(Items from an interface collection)
<<<<
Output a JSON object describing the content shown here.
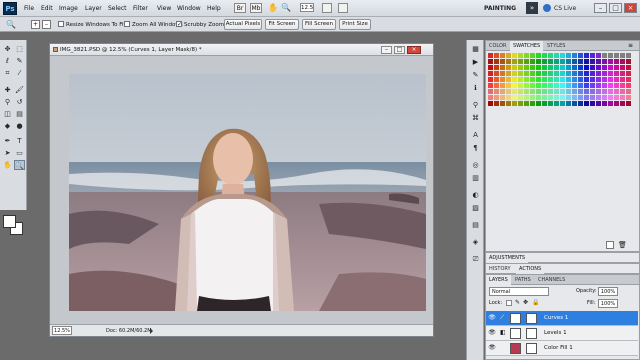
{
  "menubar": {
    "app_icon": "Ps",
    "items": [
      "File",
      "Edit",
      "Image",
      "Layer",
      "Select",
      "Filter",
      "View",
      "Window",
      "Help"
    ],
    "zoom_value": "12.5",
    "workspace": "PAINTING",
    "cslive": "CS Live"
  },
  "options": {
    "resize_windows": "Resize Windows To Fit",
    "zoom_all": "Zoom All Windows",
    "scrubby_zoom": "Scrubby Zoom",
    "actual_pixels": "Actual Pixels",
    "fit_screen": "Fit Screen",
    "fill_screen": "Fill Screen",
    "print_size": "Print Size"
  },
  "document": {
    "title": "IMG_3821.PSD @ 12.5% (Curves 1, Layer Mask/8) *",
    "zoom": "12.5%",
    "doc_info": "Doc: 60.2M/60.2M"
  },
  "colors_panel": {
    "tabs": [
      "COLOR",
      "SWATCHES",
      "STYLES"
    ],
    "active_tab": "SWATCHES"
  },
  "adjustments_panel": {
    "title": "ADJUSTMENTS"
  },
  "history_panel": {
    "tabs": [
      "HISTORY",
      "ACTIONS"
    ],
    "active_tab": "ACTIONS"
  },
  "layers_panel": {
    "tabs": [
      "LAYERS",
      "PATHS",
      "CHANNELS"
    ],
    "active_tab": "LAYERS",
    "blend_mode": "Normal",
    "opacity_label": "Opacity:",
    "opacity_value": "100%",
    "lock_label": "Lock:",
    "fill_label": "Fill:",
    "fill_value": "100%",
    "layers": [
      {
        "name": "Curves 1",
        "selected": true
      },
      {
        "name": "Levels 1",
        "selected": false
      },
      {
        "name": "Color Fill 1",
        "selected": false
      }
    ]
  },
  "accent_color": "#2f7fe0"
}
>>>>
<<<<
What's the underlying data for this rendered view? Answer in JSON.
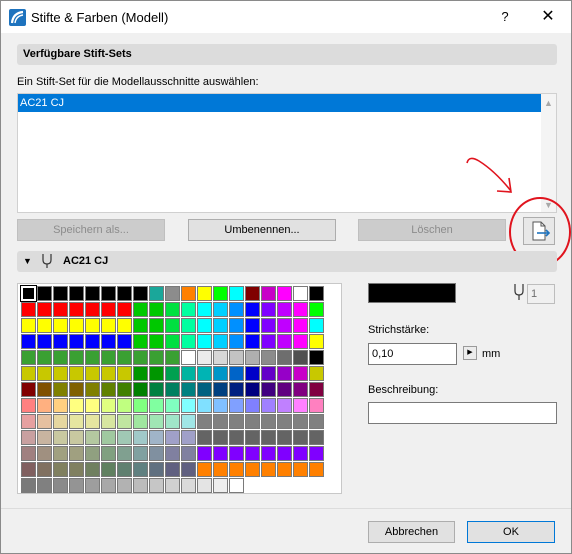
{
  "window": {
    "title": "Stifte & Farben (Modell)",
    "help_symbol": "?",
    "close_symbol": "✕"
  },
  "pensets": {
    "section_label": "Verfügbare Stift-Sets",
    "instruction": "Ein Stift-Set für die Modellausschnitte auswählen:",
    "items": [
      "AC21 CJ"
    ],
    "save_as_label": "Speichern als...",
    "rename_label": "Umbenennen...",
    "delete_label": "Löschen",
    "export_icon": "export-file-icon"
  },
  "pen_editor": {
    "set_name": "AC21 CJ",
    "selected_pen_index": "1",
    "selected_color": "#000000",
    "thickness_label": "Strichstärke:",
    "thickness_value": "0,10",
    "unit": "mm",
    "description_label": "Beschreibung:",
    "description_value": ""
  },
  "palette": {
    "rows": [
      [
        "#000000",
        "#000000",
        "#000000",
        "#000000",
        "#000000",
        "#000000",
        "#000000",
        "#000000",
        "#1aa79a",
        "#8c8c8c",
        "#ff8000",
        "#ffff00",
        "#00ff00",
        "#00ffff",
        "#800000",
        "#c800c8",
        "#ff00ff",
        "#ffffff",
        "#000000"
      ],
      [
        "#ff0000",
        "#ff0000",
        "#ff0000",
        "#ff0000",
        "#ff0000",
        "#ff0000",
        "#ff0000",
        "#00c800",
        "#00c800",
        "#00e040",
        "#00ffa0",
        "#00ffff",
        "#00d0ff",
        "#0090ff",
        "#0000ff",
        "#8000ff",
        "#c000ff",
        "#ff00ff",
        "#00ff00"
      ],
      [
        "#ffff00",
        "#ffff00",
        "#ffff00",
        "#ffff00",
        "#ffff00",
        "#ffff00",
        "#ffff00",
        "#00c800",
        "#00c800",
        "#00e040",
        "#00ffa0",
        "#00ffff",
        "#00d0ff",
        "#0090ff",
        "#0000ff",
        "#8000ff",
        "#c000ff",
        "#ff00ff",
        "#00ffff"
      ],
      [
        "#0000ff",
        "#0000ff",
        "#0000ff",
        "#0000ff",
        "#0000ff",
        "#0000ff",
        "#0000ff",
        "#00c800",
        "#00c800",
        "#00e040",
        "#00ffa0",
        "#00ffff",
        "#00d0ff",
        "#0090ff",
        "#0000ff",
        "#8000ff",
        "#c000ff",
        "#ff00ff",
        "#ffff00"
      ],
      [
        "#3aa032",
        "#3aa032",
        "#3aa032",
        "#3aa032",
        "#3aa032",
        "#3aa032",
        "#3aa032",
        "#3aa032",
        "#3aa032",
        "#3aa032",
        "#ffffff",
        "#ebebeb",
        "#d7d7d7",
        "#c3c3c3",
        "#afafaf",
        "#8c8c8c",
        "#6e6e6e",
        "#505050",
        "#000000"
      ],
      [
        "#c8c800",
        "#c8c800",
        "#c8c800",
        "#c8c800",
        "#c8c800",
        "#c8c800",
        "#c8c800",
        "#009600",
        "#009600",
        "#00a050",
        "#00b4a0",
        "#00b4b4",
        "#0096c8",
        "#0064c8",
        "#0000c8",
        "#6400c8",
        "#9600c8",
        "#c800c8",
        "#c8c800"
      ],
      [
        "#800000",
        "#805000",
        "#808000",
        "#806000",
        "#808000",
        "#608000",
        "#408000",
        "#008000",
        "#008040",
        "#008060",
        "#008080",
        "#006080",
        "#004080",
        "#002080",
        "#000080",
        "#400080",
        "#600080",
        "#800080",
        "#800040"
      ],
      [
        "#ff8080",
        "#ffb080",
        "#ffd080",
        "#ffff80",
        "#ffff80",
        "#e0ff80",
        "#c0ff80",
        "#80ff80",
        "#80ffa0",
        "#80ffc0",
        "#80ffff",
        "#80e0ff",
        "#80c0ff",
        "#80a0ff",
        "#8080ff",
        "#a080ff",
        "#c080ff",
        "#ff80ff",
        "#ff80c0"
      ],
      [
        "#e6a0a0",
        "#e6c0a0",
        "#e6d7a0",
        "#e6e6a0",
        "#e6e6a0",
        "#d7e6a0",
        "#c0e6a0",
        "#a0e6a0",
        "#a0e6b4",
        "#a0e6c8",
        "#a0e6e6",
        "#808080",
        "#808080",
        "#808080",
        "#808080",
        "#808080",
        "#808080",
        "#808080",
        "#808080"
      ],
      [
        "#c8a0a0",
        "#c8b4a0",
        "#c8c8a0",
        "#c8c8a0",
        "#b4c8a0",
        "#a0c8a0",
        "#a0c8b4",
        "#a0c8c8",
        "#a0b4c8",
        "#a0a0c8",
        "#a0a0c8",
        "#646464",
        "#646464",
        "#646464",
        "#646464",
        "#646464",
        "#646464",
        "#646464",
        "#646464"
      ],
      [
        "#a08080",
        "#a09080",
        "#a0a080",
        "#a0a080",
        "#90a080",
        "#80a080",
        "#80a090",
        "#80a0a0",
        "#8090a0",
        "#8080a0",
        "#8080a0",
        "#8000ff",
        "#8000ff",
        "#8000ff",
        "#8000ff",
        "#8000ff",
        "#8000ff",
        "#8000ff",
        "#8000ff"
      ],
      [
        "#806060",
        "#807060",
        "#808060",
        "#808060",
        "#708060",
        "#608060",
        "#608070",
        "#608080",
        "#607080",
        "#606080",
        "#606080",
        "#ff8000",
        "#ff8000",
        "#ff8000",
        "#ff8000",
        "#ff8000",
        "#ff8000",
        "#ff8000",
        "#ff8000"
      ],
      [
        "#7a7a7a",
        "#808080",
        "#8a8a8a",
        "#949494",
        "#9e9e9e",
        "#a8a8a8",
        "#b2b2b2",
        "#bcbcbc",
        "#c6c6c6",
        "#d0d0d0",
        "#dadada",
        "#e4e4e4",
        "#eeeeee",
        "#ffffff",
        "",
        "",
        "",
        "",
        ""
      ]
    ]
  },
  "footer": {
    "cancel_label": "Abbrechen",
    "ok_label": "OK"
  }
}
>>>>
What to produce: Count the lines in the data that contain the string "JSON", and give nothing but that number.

Answer to this task: 2